Whenever a line in the data holds the string "CPTC", pull that line out.

------------

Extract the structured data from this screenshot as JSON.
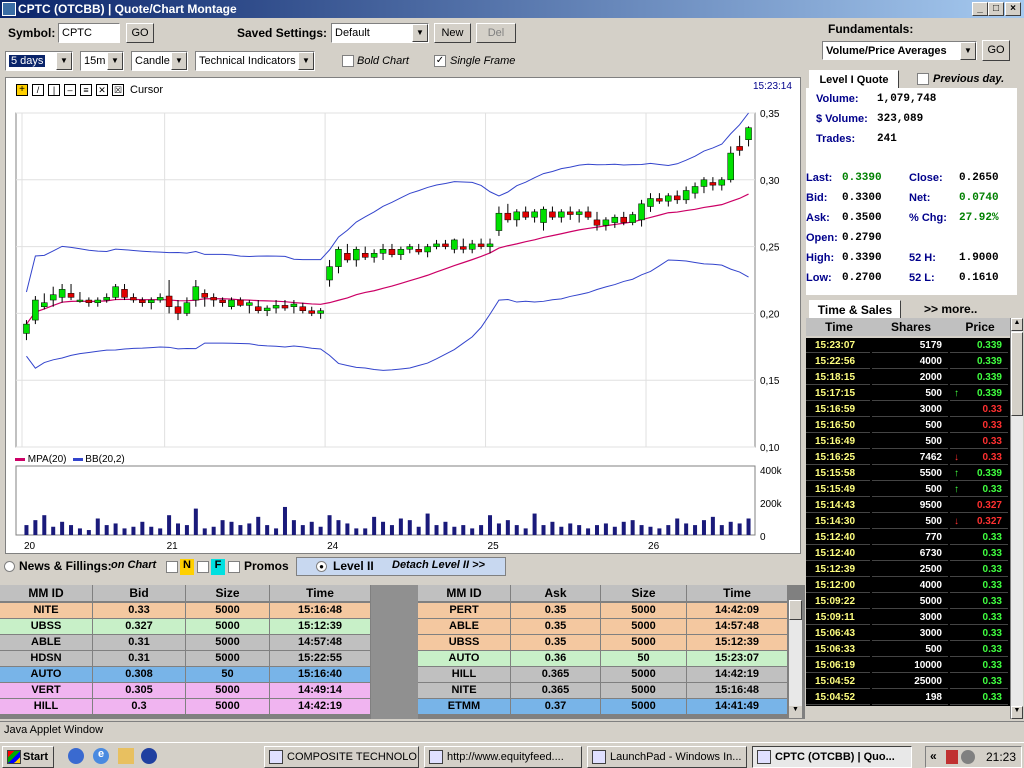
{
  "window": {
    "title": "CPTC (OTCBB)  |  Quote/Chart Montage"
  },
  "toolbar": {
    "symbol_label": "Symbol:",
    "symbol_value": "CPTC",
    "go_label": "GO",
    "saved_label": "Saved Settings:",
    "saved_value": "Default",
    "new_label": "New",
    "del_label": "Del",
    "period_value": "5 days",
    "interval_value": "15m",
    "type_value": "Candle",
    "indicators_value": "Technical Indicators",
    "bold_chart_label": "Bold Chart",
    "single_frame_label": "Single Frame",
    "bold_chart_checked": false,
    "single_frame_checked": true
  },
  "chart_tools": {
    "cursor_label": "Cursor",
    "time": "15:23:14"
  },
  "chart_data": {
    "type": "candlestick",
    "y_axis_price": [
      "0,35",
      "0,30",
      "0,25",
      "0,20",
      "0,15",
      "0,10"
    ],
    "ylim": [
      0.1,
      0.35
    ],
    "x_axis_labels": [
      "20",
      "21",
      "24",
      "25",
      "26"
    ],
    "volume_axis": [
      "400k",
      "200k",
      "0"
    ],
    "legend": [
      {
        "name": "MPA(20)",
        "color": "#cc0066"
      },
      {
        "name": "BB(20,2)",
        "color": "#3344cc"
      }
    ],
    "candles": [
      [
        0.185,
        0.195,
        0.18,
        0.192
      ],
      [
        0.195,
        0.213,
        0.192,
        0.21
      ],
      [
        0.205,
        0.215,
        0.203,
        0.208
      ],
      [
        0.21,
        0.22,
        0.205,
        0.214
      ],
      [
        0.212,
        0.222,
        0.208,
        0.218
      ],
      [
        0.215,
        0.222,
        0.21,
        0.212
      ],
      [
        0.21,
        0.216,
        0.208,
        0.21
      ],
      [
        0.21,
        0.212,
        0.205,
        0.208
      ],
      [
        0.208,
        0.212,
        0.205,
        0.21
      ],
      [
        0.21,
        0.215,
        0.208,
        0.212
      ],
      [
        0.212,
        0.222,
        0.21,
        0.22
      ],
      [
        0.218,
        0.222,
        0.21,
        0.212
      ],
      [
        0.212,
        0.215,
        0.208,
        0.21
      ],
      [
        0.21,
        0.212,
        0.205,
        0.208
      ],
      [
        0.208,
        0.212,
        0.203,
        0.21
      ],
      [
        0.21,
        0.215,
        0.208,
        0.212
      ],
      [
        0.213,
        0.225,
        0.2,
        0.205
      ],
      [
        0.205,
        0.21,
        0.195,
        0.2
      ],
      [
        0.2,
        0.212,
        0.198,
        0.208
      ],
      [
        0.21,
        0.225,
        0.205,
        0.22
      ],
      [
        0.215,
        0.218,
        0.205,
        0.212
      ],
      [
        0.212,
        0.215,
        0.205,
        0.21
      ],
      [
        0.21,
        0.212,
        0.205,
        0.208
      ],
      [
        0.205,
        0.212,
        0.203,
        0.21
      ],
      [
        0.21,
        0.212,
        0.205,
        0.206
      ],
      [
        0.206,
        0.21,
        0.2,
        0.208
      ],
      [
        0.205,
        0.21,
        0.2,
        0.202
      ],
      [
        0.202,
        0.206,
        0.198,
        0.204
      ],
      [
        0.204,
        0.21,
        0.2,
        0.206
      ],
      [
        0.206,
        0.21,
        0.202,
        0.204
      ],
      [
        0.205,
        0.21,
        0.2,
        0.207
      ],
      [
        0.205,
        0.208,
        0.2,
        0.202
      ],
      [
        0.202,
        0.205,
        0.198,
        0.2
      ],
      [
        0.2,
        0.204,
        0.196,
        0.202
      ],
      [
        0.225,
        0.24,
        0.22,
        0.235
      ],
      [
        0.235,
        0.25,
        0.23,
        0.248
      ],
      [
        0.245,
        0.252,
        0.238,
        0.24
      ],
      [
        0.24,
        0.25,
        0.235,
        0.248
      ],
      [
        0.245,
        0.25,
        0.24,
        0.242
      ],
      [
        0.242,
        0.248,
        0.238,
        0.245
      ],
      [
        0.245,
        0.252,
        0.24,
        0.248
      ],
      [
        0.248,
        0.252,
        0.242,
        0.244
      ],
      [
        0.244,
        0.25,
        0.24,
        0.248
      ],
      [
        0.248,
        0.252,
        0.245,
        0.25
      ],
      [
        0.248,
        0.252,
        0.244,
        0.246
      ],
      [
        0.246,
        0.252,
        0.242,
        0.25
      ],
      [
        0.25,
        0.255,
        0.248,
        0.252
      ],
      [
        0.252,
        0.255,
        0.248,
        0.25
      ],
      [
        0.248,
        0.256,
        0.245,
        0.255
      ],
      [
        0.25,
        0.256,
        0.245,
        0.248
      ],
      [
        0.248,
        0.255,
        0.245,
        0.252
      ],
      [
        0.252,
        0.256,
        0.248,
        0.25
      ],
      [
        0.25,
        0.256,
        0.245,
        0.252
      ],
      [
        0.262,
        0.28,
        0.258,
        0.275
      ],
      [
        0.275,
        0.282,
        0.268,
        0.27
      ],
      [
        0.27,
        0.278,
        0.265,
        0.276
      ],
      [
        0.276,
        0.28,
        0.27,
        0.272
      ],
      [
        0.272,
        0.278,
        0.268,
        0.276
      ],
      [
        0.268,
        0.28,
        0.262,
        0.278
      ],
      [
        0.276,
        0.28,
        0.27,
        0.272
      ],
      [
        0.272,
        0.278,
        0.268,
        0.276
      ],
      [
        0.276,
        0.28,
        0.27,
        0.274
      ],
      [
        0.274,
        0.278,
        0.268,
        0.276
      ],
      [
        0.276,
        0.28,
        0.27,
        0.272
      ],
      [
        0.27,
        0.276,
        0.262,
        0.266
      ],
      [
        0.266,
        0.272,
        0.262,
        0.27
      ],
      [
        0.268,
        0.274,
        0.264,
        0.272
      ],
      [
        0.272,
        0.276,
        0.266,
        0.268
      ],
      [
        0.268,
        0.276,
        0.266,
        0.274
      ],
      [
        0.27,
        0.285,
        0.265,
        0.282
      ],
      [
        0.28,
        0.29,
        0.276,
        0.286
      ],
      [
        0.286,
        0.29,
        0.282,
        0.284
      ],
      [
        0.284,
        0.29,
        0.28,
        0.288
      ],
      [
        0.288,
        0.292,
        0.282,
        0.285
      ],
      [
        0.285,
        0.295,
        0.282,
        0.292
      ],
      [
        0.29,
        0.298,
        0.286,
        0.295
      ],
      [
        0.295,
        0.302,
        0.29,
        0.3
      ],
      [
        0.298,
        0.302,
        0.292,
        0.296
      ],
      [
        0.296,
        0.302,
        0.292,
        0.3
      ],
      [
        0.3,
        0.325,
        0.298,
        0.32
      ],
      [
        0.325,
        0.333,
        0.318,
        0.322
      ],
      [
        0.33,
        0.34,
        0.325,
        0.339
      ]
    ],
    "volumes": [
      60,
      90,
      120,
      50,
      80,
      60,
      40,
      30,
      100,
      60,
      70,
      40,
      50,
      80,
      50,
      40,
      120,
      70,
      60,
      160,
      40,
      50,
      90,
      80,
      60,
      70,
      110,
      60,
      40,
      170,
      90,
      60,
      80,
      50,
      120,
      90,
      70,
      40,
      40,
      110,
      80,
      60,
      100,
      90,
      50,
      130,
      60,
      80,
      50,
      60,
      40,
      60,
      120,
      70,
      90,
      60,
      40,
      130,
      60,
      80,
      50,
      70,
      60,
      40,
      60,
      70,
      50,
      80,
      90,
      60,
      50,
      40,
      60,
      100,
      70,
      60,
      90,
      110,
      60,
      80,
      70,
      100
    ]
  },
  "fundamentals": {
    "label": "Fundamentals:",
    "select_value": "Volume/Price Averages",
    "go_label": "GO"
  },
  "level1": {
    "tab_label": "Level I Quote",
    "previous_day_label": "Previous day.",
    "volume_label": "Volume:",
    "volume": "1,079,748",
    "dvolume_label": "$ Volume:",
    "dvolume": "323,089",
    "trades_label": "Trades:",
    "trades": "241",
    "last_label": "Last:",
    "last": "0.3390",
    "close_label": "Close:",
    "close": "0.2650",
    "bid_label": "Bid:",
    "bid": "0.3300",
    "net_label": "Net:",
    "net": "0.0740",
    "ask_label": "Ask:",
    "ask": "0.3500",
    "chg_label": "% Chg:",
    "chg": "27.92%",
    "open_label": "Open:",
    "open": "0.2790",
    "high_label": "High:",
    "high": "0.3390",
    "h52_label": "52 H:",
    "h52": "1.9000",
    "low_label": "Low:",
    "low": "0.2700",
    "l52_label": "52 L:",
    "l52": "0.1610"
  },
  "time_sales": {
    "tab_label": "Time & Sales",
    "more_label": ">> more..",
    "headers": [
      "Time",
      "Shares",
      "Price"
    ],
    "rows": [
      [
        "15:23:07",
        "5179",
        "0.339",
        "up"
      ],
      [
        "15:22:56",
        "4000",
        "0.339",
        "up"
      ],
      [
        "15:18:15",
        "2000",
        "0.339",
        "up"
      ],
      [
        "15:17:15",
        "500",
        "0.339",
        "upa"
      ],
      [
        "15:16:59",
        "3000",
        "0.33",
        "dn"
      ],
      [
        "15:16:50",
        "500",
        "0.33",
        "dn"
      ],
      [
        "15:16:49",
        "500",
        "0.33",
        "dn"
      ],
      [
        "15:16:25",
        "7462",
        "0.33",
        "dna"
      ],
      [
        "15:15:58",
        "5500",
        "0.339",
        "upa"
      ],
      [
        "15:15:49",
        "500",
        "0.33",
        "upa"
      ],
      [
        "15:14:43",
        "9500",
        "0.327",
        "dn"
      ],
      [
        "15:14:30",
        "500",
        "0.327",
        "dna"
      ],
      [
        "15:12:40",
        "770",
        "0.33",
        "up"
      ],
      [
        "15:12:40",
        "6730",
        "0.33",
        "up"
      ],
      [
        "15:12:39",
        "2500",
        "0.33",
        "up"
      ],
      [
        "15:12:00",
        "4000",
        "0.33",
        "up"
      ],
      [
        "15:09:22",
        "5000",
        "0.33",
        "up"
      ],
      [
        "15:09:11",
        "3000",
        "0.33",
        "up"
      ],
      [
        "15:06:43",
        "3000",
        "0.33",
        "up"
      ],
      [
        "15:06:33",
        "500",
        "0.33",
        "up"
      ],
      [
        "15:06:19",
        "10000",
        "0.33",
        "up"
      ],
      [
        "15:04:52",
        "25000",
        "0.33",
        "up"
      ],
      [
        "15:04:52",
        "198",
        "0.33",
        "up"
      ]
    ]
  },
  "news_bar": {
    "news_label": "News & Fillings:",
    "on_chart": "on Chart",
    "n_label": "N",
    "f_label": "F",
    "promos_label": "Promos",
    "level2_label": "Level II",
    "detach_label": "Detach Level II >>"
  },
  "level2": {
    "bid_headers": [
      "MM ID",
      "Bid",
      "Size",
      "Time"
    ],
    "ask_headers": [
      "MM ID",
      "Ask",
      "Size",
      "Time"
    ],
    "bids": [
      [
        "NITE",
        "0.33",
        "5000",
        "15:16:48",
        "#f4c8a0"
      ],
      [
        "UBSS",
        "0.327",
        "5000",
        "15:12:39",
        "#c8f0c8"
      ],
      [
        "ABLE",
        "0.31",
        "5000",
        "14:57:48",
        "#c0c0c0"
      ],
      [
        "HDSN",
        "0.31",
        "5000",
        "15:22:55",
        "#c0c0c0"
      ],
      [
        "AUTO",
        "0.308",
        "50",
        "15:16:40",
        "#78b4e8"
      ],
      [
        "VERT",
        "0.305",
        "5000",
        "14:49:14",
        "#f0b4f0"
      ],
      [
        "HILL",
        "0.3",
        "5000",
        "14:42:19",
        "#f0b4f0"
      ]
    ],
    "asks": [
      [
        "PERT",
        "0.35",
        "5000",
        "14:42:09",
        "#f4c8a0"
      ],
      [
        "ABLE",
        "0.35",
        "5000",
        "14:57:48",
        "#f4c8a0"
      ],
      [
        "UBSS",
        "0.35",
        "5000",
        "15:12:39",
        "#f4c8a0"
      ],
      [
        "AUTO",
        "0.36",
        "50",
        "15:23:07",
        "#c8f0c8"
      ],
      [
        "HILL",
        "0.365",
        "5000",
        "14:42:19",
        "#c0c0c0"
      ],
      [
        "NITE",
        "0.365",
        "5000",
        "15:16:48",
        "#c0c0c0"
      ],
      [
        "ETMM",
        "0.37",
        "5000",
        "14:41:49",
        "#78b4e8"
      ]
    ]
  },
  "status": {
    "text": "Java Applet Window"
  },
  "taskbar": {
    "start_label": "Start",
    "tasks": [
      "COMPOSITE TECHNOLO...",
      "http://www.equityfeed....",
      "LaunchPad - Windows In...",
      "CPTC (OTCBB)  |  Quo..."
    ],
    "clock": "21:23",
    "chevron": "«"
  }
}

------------

## RESPONSE AREA
    "title": "CPTC (OTCBB)  |  Quote/Chart Montage"
    "symbol_value": "CPTC",
      "CPTC (OTCBB)  |  Quo..."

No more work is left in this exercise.